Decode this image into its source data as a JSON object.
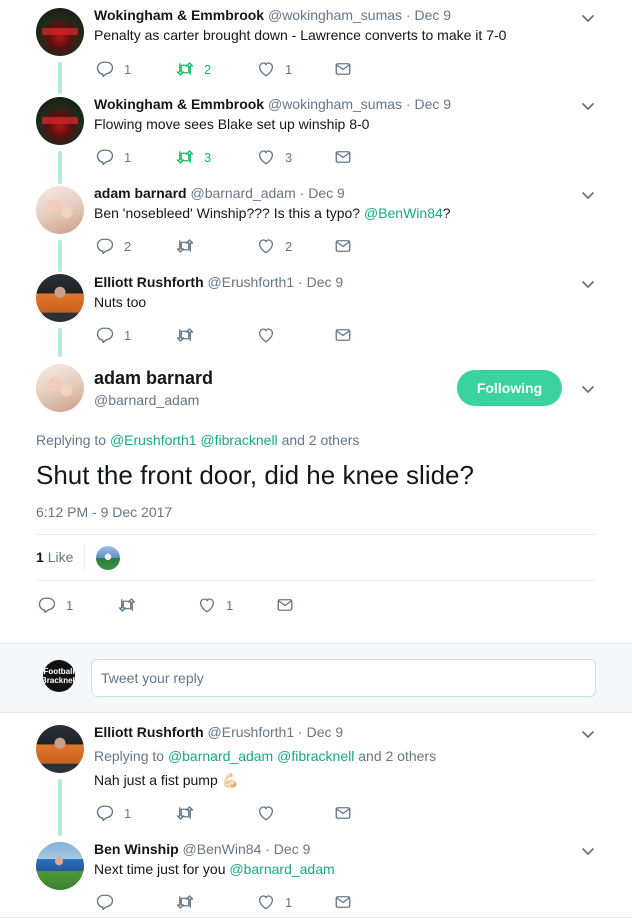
{
  "tweets": [
    {
      "name": "Wokingham & Emmbrook",
      "handle": "@wokingham_sumas",
      "date": "· Dec 9",
      "text": "Penalty as carter brought down - Lawrence converts to make it 7-0",
      "replies": "1",
      "retweets": "2",
      "likes": "1"
    },
    {
      "name": "Wokingham & Emmbrook",
      "handle": "@wokingham_sumas",
      "date": "· Dec 9",
      "text": "Flowing move sees Blake set up winship 8-0",
      "replies": "1",
      "retweets": "3",
      "likes": "3"
    },
    {
      "name": "adam barnard",
      "handle": "@barnard_adam",
      "date": "· Dec 9",
      "text_prefix": "Ben 'nosebleed' Winship??? Is this a typo? ",
      "text_mention": "@BenWin84",
      "text_suffix": "?",
      "replies": "2",
      "retweets": "",
      "likes": "2"
    },
    {
      "name": "Elliott Rushforth",
      "handle": "@Erushforth1",
      "date": "· Dec 9",
      "text": "Nuts too",
      "replies": "1",
      "retweets": "",
      "likes": ""
    }
  ],
  "main": {
    "name": "adam barnard",
    "handle": "@barnard_adam",
    "follow_label": "Following",
    "replying_to": "Replying to",
    "mention1": "@Erushforth1",
    "mention2": "@fibracknell",
    "and_others": "and 2 others",
    "text": "Shut the front door, did he knee slide?",
    "timestamp": "6:12 PM - 9 Dec 2017",
    "like_count": "1",
    "like_label": "Like",
    "replies": "1",
    "retweets": "",
    "likes": "1"
  },
  "reply_box": {
    "avatar_text_1": "Football",
    "avatar_text_2": "Bracknell",
    "placeholder": "Tweet your reply"
  },
  "replies": [
    {
      "name": "Elliott Rushforth",
      "handle": "@Erushforth1",
      "date": "· Dec 9",
      "replying_to": "Replying to",
      "mention1": "@barnard_adam",
      "mention2": "@fibracknell",
      "and_others": "and 2 others",
      "text": "Nah just a fist pump",
      "emoji": "💪🏻",
      "replies": "1",
      "retweets": "",
      "likes": ""
    },
    {
      "name": "Ben Winship",
      "handle": "@BenWin84",
      "date": "· Dec 9",
      "text_prefix": "Next time just for you ",
      "text_mention": "@barnard_adam",
      "replies": "",
      "retweets": "",
      "likes": "1"
    }
  ],
  "colors": {
    "accent": "#1aa684",
    "follow_bg": "#3ad3a0",
    "retweet_active": "#17bf63",
    "thread_line": "#b3ead9",
    "meta_gray": "#657786"
  }
}
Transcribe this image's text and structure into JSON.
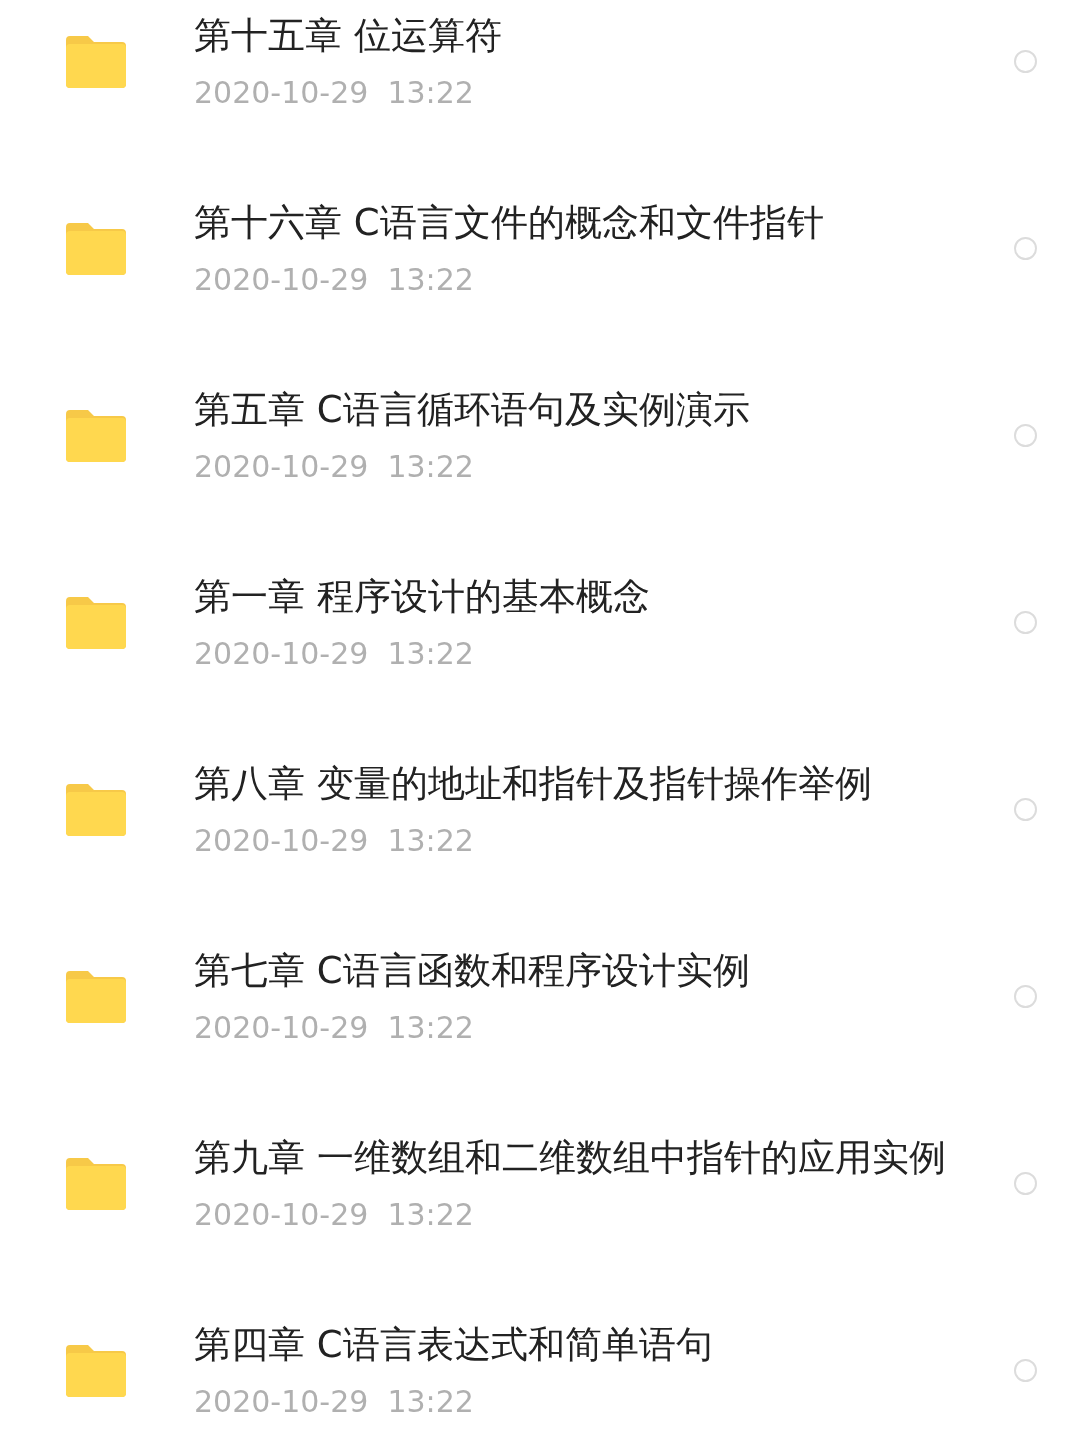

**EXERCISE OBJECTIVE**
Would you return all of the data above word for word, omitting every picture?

**TASK ANSWER**
Decode this image into its source data as a JSON object.
{
  "tweets": [
    {
      "name": "Wokingham & Emmbrook",
      "handle": "@wokingham_sumas",
      "date": "· Dec 9",
      "text": "Penalty as carter brought down - Lawrence converts to make it 7-0",
      "replies": "1",
      "retweets": "2",
      "likes": "1"
    },
    {
      "name": "Wokingham & Emmbrook",
      "handle": "@wokingham_sumas",
      "date": "· Dec 9",
      "text": "Flowing move sees Blake set up winship 8-0",
      "replies": "1",
      "retweets": "3",
      "likes": "3"
    },
    {
      "name": "adam barnard",
      "handle": "@barnard_adam",
      "date": "· Dec 9",
      "text_prefix": "Ben 'nosebleed' Winship??? Is this a typo? ",
      "text_mention": "@BenWin84",
      "text_suffix": "?",
      "replies": "2",
      "retweets": "",
      "likes": "2"
    },
    {
      "name": "Elliott Rushforth",
      "handle": "@Erushforth1",
      "date": "· Dec 9",
      "text": "Nuts too",
      "replies": "1",
      "retweets": "",
      "likes": ""
    }
  ],
  "main": {
    "name": "adam barnard",
    "handle": "@barnard_adam",
    "follow_label": "Following",
    "replying_to": "Replying to",
    "mention1": "@Erushforth1",
    "mention2": "@fibracknell",
    "and_others": "and 2 others",
    "text": "Shut the front door, did he knee slide?",
    "timestamp": "6:12 PM - 9 Dec 2017",
    "like_count": "1",
    "like_label": "Like",
    "replies": "1",
    "retweets": "",
    "likes": "1"
  },
  "reply_box": {
    "avatar_text_1": "Football",
    "avatar_text_2": "Bracknell",
    "placeholder": "Tweet your reply"
  },
  "replies": [
    {
      "name": "Elliott Rushforth",
      "handle": "@Erushforth1",
      "date": "· Dec 9",
      "replying_to": "Replying to",
      "mention1": "@barnard_adam",
      "mention2": "@fibracknell",
      "and_others": "and 2 others",
      "text": "Nah just a fist pump",
      "emoji": "💪🏻",
      "replies": "1",
      "retweets": "",
      "likes": ""
    },
    {
      "name": "Ben Winship",
      "handle": "@BenWin84",
      "date": "· Dec 9",
      "text_prefix": "Next time just for you ",
      "text_mention": "@barnard_adam",
      "replies": "",
      "retweets": "",
      "likes": "1"
    }
  ],
  "colors": {
    "accent": "#1aa684",
    "follow_bg": "#3ad3a0",
    "retweet_active": "#17bf63",
    "thread_line": "#b3ead9",
    "meta_gray": "#657786"
  }
}
Transcribe this image's text and structure into JSON.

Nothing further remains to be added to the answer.